and other picked up pieces…
…and other craft is ultimately an exercise in patience.
Working on some old window sash recently with my wife-who has INFINITELY more patience than I do–it occured to me just how much I had to recalibrate after a summer of swinging axes, running saws, and pounding chisels. I learn a lot watching Kim work. It’s not so much a gearing down–the work is just as intense. It’s more like taking a breath, observing smaller detail and using a smaller grouping of muscles. I tend not to yell as much when I’m repairing windows. So much can be accomplished with patience. I wish I had more of it.
…is a ball and stick game played with a tennis ball cut in half and a broomstick.
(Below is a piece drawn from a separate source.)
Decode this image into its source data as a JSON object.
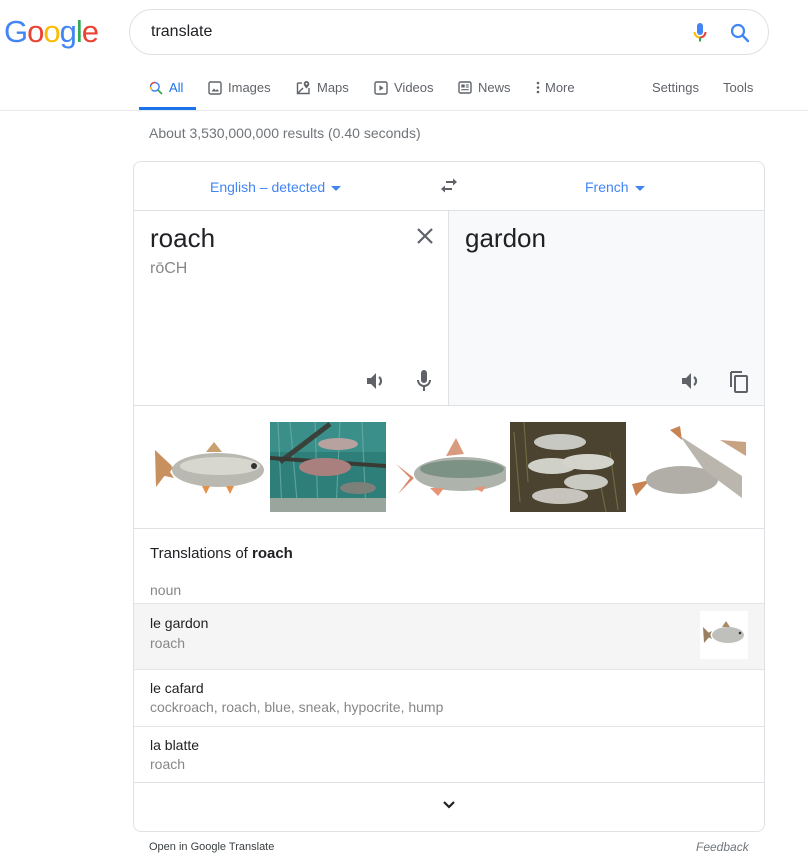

Follansbee used to play this urban game on the mean streets of Weymouth, MA.
In ye olden tymes, we’d dust off the dregs of a long day, find a wall to pitch against, and play this game with an old shop broom.
This traditional street game needs to be taught to our youth, even those from the verdant cul-de-sacs.
Here’s the windup and the proof that even joiners can throw a pretty good curve:
Got an old, Elizabethan reproduction spring-pole lathe turned green oak bowling pin made by a renowned joiner/lecturer/author lying around but no time to bowl?
Try this at home!
After a while you start shaving just so people stop dropping change in your coffee cup.
…should market his innovative, recycled edge-tool covers.
Here’s an orange juice container covering the end of a little adze-
…was a great Plymouthian who left us this spring.
While his name suggests otherwise, he was anything but a divider.
If you’re in the neighborhood, stop by Bramhalls Country Store before they close for the season this Sunday, October 12.
…kept us busy canning tomatoes on the home front.
The grapes have been particularly sweet this year and there are lots and lots of acorns on the way.
The squirrels are going nuts.
And at a local living history attraction, autumn leaves are falling on old friends.
If you’re happen upon this image of Pret à Pilgrim, take a selfie and send it to BLUE OAK.
We’ll award something appropriate to the most creative submission!
That’s like a Finnish carpenter putting a Dutchman in a French door.